Top of Exercise materials
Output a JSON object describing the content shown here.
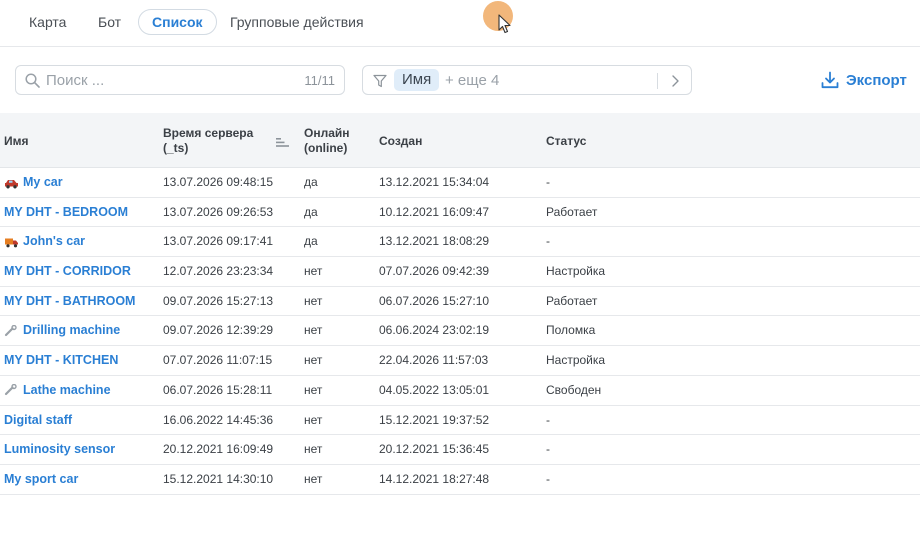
{
  "tabs": [
    {
      "label": "Карта",
      "active": false
    },
    {
      "label": "Бот",
      "active": false
    },
    {
      "label": "Список",
      "active": true
    },
    {
      "label": "Групповые действия",
      "active": false
    }
  ],
  "search": {
    "placeholder": "Поиск ...",
    "count": "11/11"
  },
  "filter": {
    "chip": "Имя",
    "more": "+ еще 4"
  },
  "export": {
    "label": "Экспорт"
  },
  "table": {
    "headers": {
      "name": "Имя",
      "server_time_1": "Время сервера",
      "server_time_2": "(_ts)",
      "online_1": "Онлайн",
      "online_2": "(online)",
      "created": "Создан",
      "status": "Статус"
    },
    "rows": [
      {
        "icon": "car-icon",
        "name": "My car",
        "time": "13.07.2026 09:48:15",
        "online": "да",
        "created": "13.12.2021 15:34:04",
        "status": "-"
      },
      {
        "icon": "",
        "name": "MY DHT - BEDROOM",
        "time": "13.07.2026 09:26:53",
        "online": "да",
        "created": "10.12.2021 16:09:47",
        "status": "Работает"
      },
      {
        "icon": "truck-icon",
        "name": "John's car",
        "time": "13.07.2026 09:17:41",
        "online": "да",
        "created": "13.12.2021 18:08:29",
        "status": "-"
      },
      {
        "icon": "",
        "name": "MY DHT - CORRIDOR",
        "time": "12.07.2026 23:23:34",
        "online": "нет",
        "created": "07.07.2026 09:42:39",
        "status": "Настройка"
      },
      {
        "icon": "",
        "name": "MY DHT - BATHROOM",
        "time": "09.07.2026 15:27:13",
        "online": "нет",
        "created": "06.07.2026 15:27:10",
        "status": "Работает"
      },
      {
        "icon": "wrench-icon",
        "name": "Drilling machine",
        "time": "09.07.2026 12:39:29",
        "online": "нет",
        "created": "06.06.2024 23:02:19",
        "status": "Поломка"
      },
      {
        "icon": "",
        "name": "MY DHT - KITCHEN",
        "time": "07.07.2026 11:07:15",
        "online": "нет",
        "created": "22.04.2026 11:57:03",
        "status": "Настройка"
      },
      {
        "icon": "wrench-icon",
        "name": "Lathe machine",
        "time": "06.07.2026 15:28:11",
        "online": "нет",
        "created": "04.05.2022 13:05:01",
        "status": "Свободен"
      },
      {
        "icon": "",
        "name": "Digital staff",
        "time": "16.06.2022 14:45:36",
        "online": "нет",
        "created": "15.12.2021 19:37:52",
        "status": "-"
      },
      {
        "icon": "",
        "name": "Luminosity sensor",
        "time": "20.12.2021 16:09:49",
        "online": "нет",
        "created": "20.12.2021 15:36:45",
        "status": "-"
      },
      {
        "icon": "",
        "name": "My sport car",
        "time": "15.12.2021 14:30:10",
        "online": "нет",
        "created": "14.12.2021 18:27:48",
        "status": "-"
      }
    ]
  },
  "colors": {
    "accent": "#2a7fd4",
    "chip_bg": "#e0edf9",
    "header_bg": "#f3f5f7",
    "cursor": "#f0aa64"
  }
}
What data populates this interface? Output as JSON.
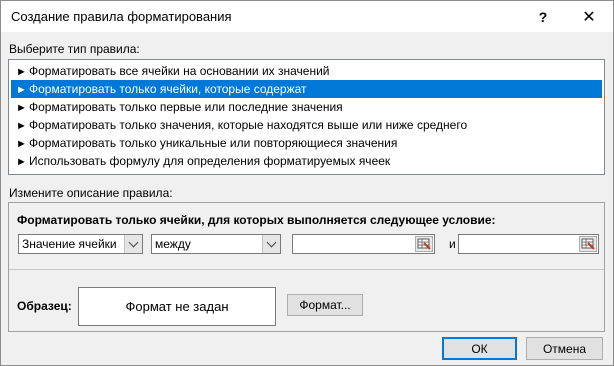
{
  "window": {
    "title": "Создание правила форматирования",
    "help_label": "?",
    "close_label": "✕"
  },
  "rule_type": {
    "label": "Выберите тип правила:",
    "items": [
      {
        "label": "Форматировать все ячейки на основании их значений",
        "selected": false
      },
      {
        "label": "Форматировать только ячейки, которые содержат",
        "selected": true
      },
      {
        "label": "Форматировать только первые или последние значения",
        "selected": false
      },
      {
        "label": "Форматировать только значения, которые находятся выше или ниже среднего",
        "selected": false
      },
      {
        "label": "Форматировать только уникальные или повторяющиеся значения",
        "selected": false
      },
      {
        "label": "Использовать формулу для определения форматируемых ячеек",
        "selected": false
      }
    ],
    "bullet": "►"
  },
  "description": {
    "label": "Измените описание правила:",
    "heading": "Форматировать только ячейки, для которых выполняется следующее условие:",
    "condition_combo": "Значение ячейки",
    "operator_combo": "между",
    "value1": "",
    "and_label": "и",
    "value2": "",
    "sample_label": "Образец:",
    "sample_text": "Формат не задан",
    "format_button": "Формат..."
  },
  "footer": {
    "ok": "ОК",
    "cancel": "Отмена"
  },
  "colors": {
    "selection": "#0078d7",
    "default_button_border": "#0078d7"
  }
}
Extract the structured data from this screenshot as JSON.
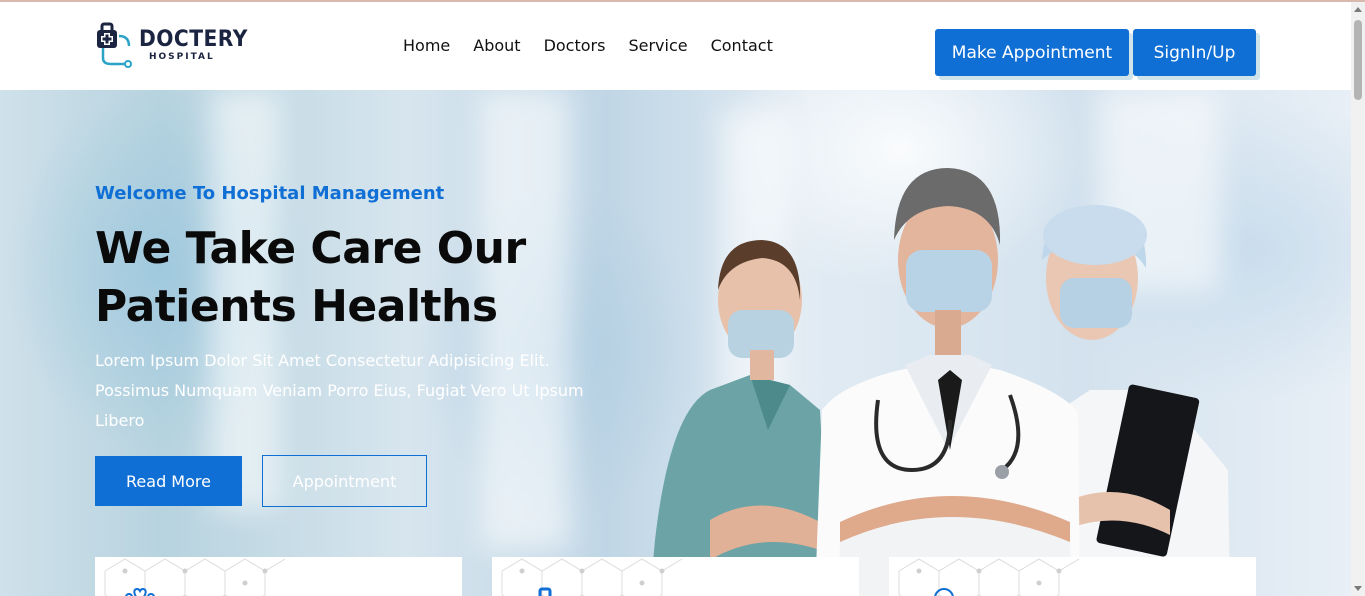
{
  "brand": {
    "name": "DOCTERY",
    "tagline": "HOSPITAL",
    "logo_icon": "medical-bag-stethoscope-icon",
    "colors": {
      "primary": "#0f6fd4",
      "dark": "#1b2440",
      "accent": "#2aa3c7"
    }
  },
  "nav": {
    "items": [
      {
        "label": "Home"
      },
      {
        "label": "About"
      },
      {
        "label": "Doctors"
      },
      {
        "label": "Service"
      },
      {
        "label": "Contact"
      }
    ]
  },
  "header_buttons": {
    "appointment_label": "Make Appointment",
    "signin_label": "SignIn/Up"
  },
  "hero": {
    "subtitle": "Welcome To Hospital Management",
    "title_line1": "We Take Care Our",
    "title_line2": "Patients Healths",
    "text": "Lorem Ipsum Dolor Sit Amet Consectetur Adipisicing Elit. Possimus Numquam Veniam Porro Eius, Fugiat Vero Ut Ipsum Libero",
    "read_more_label": "Read More",
    "appointment_label": "Appointment",
    "image_icon": "three-doctors-photo"
  },
  "feature_cards": [
    {
      "icon": "heart-hands-icon"
    },
    {
      "icon": "medical-device-icon"
    },
    {
      "icon": "search-person-icon"
    }
  ]
}
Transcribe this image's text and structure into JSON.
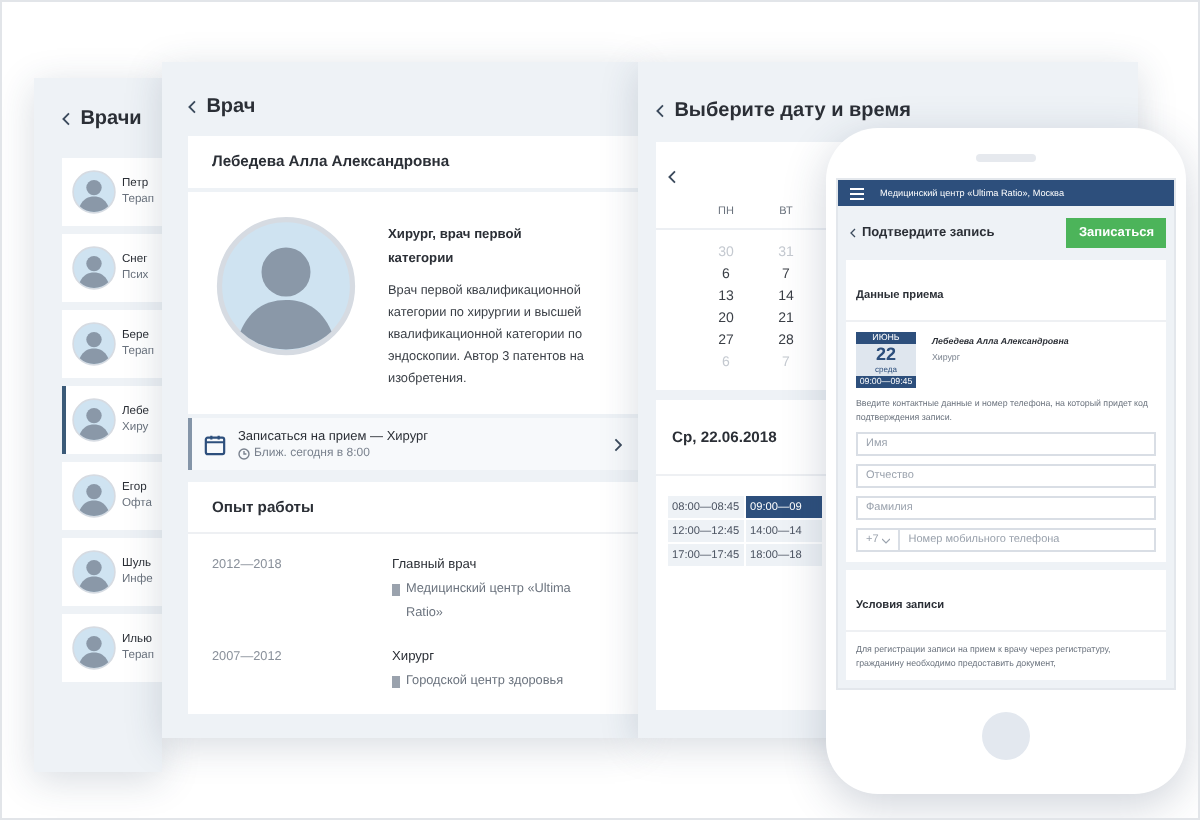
{
  "doctors_panel": {
    "title": "Врачи",
    "items": [
      {
        "name": "Петр",
        "specialty": "Терап",
        "selected": false
      },
      {
        "name": "Снег",
        "specialty": "Псих",
        "selected": false
      },
      {
        "name": "Бере",
        "specialty": "Терап",
        "selected": false
      },
      {
        "name": "Лебе",
        "specialty": "Хиру",
        "selected": true
      },
      {
        "name": "Егор",
        "specialty": "Офта",
        "selected": false
      },
      {
        "name": "Шуль",
        "specialty": "Инфе",
        "selected": false
      },
      {
        "name": "Илью",
        "specialty": "Терап",
        "selected": false
      }
    ]
  },
  "doctor_panel": {
    "title": "Врач",
    "name": "Лебедева Алла Александровна",
    "headline": "Хирург, врач первой категории",
    "bio": "Врач первой квалификационной категории по хирургии и высшей квалификационной категории по эндоскопии. Автор 3 патентов на изобретения.",
    "appointment": {
      "title": "Записаться на прием — Хирург",
      "next": "Ближ. сегодня в 8:00"
    },
    "experience": {
      "title": "Опыт работы",
      "items": [
        {
          "period": "2012—2018",
          "position": "Главный врач",
          "place": "Медицинский центр «Ultima Ratio»"
        },
        {
          "period": "2007—2012",
          "position": "Хирург",
          "place": "Городской центр здоровья"
        }
      ]
    }
  },
  "schedule_panel": {
    "title": "Выберите дату и время",
    "weekdays": [
      "ПН",
      "ВТ"
    ],
    "weeks": [
      [
        {
          "day": "30",
          "muted": true
        },
        {
          "day": "31",
          "muted": true
        }
      ],
      [
        {
          "day": "6",
          "muted": false
        },
        {
          "day": "7",
          "muted": false
        }
      ],
      [
        {
          "day": "13",
          "muted": false
        },
        {
          "day": "14",
          "muted": false
        }
      ],
      [
        {
          "day": "20",
          "muted": false
        },
        {
          "day": "21",
          "muted": false
        }
      ],
      [
        {
          "day": "27",
          "muted": false
        },
        {
          "day": "28",
          "muted": false
        }
      ],
      [
        {
          "day": "6",
          "muted": true
        },
        {
          "day": "7",
          "muted": true
        }
      ]
    ],
    "date": "Ср, 22.06.2018",
    "slots": [
      {
        "time": "08:00—08:45",
        "selected": false
      },
      {
        "time": "09:00—09",
        "selected": true
      },
      {
        "time": "12:00—12:45",
        "selected": false
      },
      {
        "time": "14:00—14",
        "selected": false
      },
      {
        "time": "17:00—17:45",
        "selected": false
      },
      {
        "time": "18:00—18",
        "selected": false
      }
    ]
  },
  "phone": {
    "header": "Медицинский центр «Ultima Ratio», Москва",
    "title": "Подтвердите запись",
    "submit": "Записаться",
    "details": {
      "title": "Данные приема",
      "month": "ИЮНЬ",
      "day": "22",
      "weekday": "среда",
      "time": "09:00—09:45",
      "doctor": "Лебедева Алла Александровна",
      "specialty": "Хирург",
      "hint": "Введите контактные данные и номер телефона, на который придет код подтверждения записи.",
      "fields": [
        {
          "placeholder": "Имя"
        },
        {
          "placeholder": "Отчество"
        },
        {
          "placeholder": "Фамилия"
        }
      ],
      "phone_code": "+7",
      "phone_placeholder": "Номер мобильного телефона"
    },
    "terms": {
      "title": "Условия записи",
      "text": "Для регистрации записи на прием к врачу через регистратуру, гражданину необходимо предоставить документ,"
    }
  }
}
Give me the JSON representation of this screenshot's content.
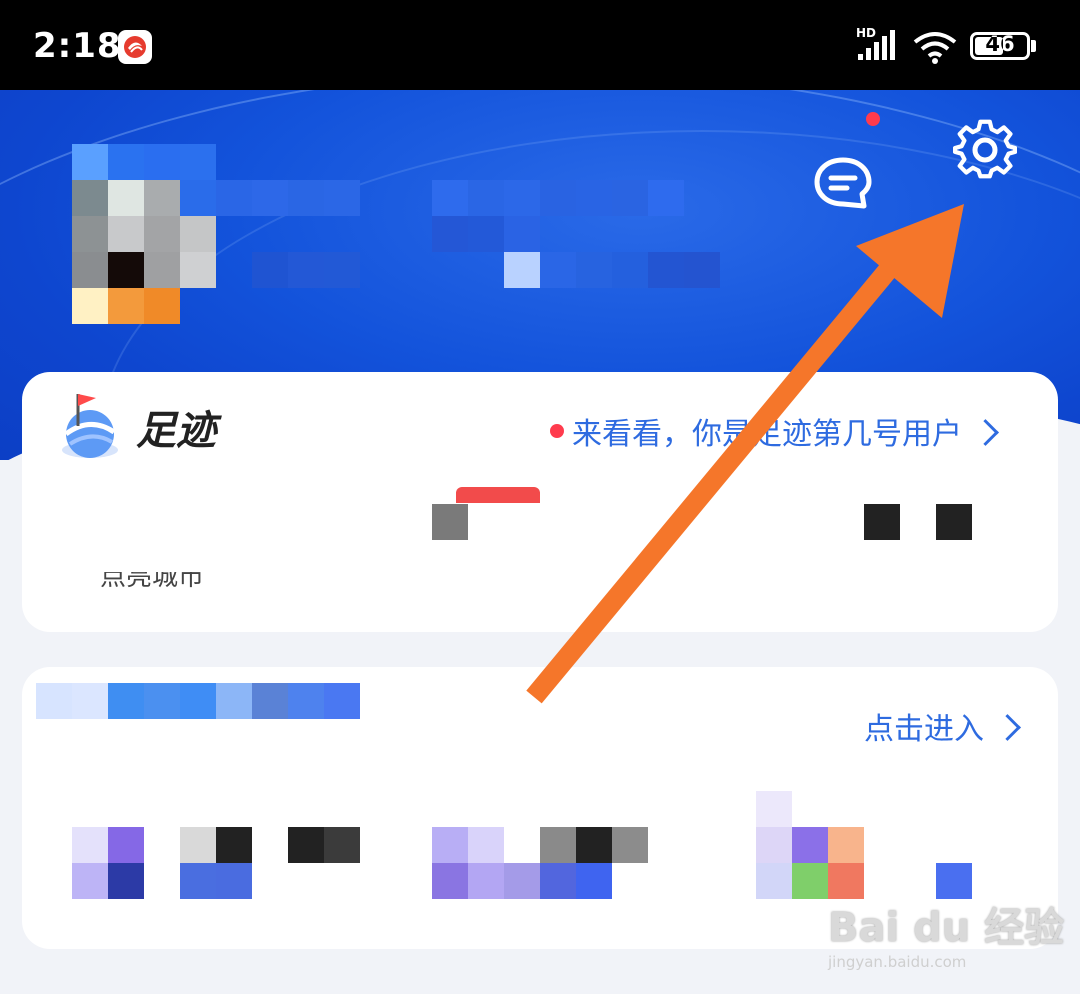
{
  "status_bar": {
    "time": "2:18",
    "network_label": "HD",
    "battery": "46",
    "icons": [
      "app-notification-icon",
      "signal-icon",
      "wifi-icon",
      "battery-icon"
    ]
  },
  "header": {
    "icons": [
      "message-icon",
      "settings-gear-icon"
    ],
    "message_has_badge": true,
    "accent_color": "#1353db"
  },
  "footprint_card": {
    "title": "足迹",
    "badge_color": "#ff3b4d",
    "link_text": "来看看，你是足迹第几号用户",
    "partial_text_left": "点亮城市"
  },
  "second_card": {
    "link_text": "点击进入"
  },
  "watermark": {
    "brand": "Bai du 经验",
    "url": "jingyan.baidu.com"
  },
  "annotation": {
    "arrow_color": "#f5762a",
    "points_to": "settings-gear-icon"
  }
}
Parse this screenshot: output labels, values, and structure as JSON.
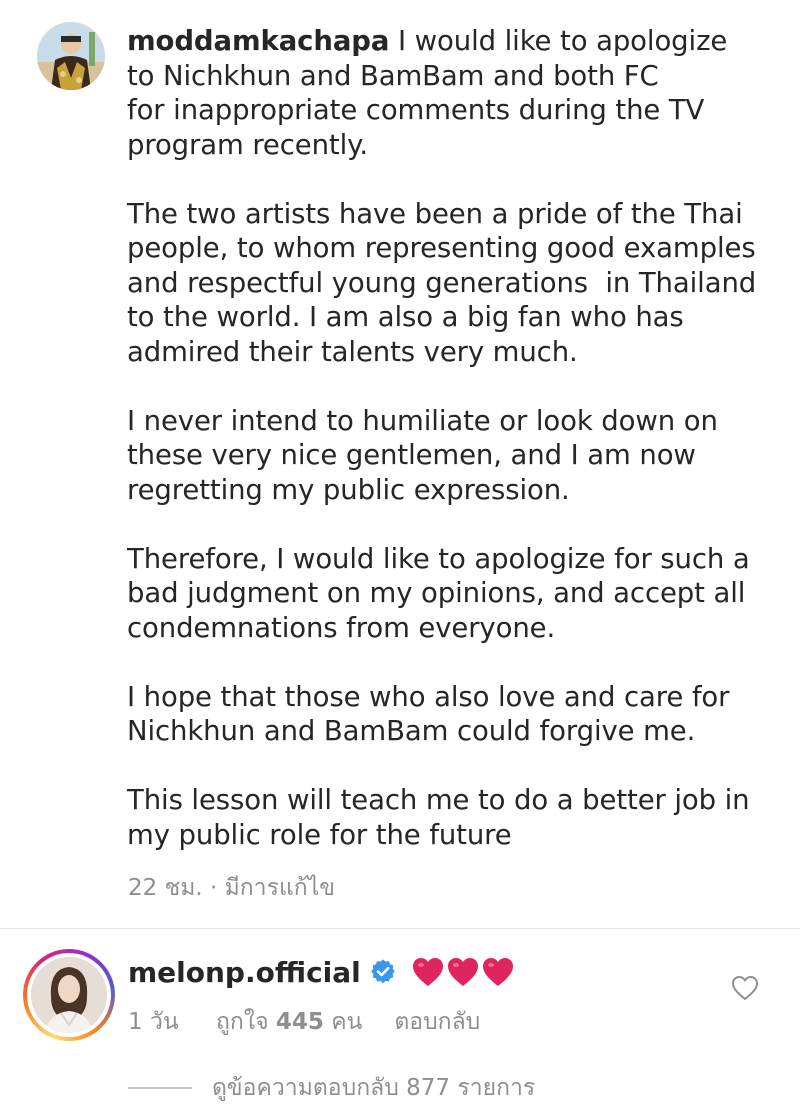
{
  "caption": {
    "username": "moddamkachapa",
    "text": " I would like to apologize\nto Nichkhun and BamBam and both FC\nfor inappropriate comments during the TV\nprogram recently.\n\nThe two artists have been a pride of the Thai\npeople, to whom representing good examples\nand respectful young generations  in Thailand\nto the world. I am also a big fan who has\nadmired their talents very much.\n\nI never intend to humiliate or look down on\nthese very nice gentlemen, and I am now\nregretting my public expression.\n\nTherefore, I would like to apologize for such a\nbad judgment on my opinions, and accept all\ncondemnations from everyone.\n\nI hope that those who also love and care for\nNichkhun and BamBam could forgive me.\n\nThis lesson will teach me to do a better job in\nmy public role for the future",
    "meta": "22 ชม. · มีการแก้ไข"
  },
  "comment": {
    "username": "melonp.official",
    "verified": true,
    "verified_icon": "verified-badge-icon",
    "emoji": "heart-emoji ×3",
    "time": "1 วัน",
    "likes_prefix": "ถูกใจ ",
    "likes_count": "445",
    "likes_suffix": " คน",
    "reply_label": "ตอบกลับ",
    "like_icon": "heart-outline-icon",
    "view_replies": "ดูข้อความตอบกลับ 877 รายการ"
  },
  "colors": {
    "text": "#262626",
    "secondary": "#8e8e8e",
    "verified": "#3897f0",
    "heart_emoji": "#e0245e"
  }
}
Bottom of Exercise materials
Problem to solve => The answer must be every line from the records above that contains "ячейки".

Exercise response =>
        "label": "Форматировать все ячейки на основании их значений",
        "label": "Форматировать только ячейки, которые содержат",
    "heading": "Форматировать только ячейки, для которых выполняется следующее условие:",
    "condition_combo": "Значение ячейки",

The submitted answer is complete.